3. Luis Severino‘s first inning of work could not have gone any better if you were a Yankees fan looking to be impressed. He struck out the first two batters — one looking, one swinging — then shattered a bat to get a weak ground ball for the final out. Severino’s second inning didn’t go as well but it wasn’t like he got knocked around. He allowed two ground ball singles back up the middle then two bloops to the shallow outfield, leading to a run. Just one of those innings. At least one scout was impressed — “Love his changeup … very high ceiling,” said the scout to Erik Boland while noting Severino sat 94-96 — and I’m guessing we’ll see Severino another few times before camp lets out. The first inning was drool worthy. The second wasn’t as good but those are the types of innings Severino will have to learn to battle through to limit the damage. It’s part of growing.
4. Jacob Lindgren‘s inning of work (actually 0.2 innings of work) didn’t go nearly as smoothly as Severino’s first inning thanks in part to a Rob Refsnyder throwing error. He allowed two soft hits and struck out one around Refsnyder’s error. Here’s a GIF of Lindgren’s much ballyhooed slider:
That pitch actually went through John Ryan Murphy‘s legs behind the plate and to the backstop. Murphy bobbled a few pitches and seemed to have a lot of trouble catching Lindgren’s slider. He’s not alone — Lindgren threw 18 wild pitches in 55.1 college innings last year and nine wild pitches in 25 pro innings. No, wild pitches are not passed balls, but they’re functionally the same thing. Lindgren’s slider appears to be hard to catch because it moves so much and so sharply. Also, yesterday’s look made it seem like Lindgren throws two sliders. One he buries in the dirt for swings and misses (like the one in the GIF) and a shorter slider he throws for strikes, almost like a cutter. He’ll be an interesting guy to look at once he gets to MLB and we get some PitchFX data.
5. And finally, this is Spring Training and these games aren’t all that important, but one thing that always seems to mean something is bullpen usage.
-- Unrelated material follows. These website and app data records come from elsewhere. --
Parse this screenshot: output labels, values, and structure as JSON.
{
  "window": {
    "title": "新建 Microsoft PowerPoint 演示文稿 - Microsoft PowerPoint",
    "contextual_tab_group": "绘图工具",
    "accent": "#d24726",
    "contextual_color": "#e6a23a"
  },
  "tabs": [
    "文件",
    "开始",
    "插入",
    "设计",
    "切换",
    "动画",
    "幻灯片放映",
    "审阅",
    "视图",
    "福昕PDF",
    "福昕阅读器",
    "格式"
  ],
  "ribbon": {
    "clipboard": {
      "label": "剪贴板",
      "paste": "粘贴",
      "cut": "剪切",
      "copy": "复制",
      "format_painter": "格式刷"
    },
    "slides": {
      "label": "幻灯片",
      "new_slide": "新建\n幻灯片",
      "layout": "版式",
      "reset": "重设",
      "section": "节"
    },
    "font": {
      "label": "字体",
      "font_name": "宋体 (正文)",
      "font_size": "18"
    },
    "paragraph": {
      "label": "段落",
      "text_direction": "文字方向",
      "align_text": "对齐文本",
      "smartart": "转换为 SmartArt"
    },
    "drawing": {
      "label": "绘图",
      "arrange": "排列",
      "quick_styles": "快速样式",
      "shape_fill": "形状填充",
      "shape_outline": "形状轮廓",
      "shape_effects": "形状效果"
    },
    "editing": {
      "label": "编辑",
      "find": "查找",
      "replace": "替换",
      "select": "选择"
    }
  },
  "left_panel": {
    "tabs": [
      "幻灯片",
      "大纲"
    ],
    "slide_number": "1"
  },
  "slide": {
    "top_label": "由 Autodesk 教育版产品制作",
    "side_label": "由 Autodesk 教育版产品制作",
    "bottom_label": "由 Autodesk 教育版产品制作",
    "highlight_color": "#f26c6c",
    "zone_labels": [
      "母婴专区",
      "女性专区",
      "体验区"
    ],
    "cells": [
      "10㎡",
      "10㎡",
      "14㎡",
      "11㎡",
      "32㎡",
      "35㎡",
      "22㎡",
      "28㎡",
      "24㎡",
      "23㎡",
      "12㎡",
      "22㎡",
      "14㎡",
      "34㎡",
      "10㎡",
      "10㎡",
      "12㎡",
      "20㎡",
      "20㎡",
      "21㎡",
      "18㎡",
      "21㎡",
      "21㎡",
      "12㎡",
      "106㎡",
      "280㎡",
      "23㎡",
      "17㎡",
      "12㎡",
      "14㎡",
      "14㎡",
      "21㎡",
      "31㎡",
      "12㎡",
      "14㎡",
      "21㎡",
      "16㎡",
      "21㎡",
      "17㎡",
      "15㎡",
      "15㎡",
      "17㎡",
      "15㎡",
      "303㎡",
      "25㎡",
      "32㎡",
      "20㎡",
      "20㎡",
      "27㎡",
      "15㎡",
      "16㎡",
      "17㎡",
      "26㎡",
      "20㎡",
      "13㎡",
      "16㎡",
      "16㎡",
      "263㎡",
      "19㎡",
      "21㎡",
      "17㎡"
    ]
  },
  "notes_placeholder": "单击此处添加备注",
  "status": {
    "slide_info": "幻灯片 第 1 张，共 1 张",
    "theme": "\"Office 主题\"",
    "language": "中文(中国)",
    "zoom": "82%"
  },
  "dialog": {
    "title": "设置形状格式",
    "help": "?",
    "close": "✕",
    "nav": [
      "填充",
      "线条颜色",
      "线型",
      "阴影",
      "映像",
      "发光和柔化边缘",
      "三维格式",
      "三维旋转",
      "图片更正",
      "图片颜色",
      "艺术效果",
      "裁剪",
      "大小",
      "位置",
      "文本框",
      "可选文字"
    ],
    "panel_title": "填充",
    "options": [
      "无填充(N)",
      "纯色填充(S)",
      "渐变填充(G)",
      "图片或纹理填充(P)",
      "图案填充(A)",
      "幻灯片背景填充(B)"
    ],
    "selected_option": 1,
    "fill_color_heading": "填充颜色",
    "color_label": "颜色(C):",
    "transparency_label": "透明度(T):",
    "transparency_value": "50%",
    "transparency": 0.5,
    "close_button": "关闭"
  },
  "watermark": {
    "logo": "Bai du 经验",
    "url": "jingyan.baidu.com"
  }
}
The high priority guys — MLB pitchers, top prospects, etc. — always work on set schedules while the lower priority guys are the extra arms who may or may not be used that day depending on what happens in the game. The guys who serve as extra arms are usually those ticketed for the minors. Yesterday, lefty Chasen Shreve was one of those extra arms. He got into the game in the ninth after Judge’s game-tying homer but wasn’t scheduled like Severino, Lindgren, Nick Goody, and Branden Pinder. That makes me wonder if he is on the outside of the Opening Day roster picture at the moment. That could always change in the coming weeks, there’s plenty of Spring Training left, though this is something I will keep an eye on these next few weeks. Maybe the Yankees think three lefties in the bullpen is one too many even though Shreve — who looked pretty good yesterday — Andrew Miller and Justin Wilson can all get righties out.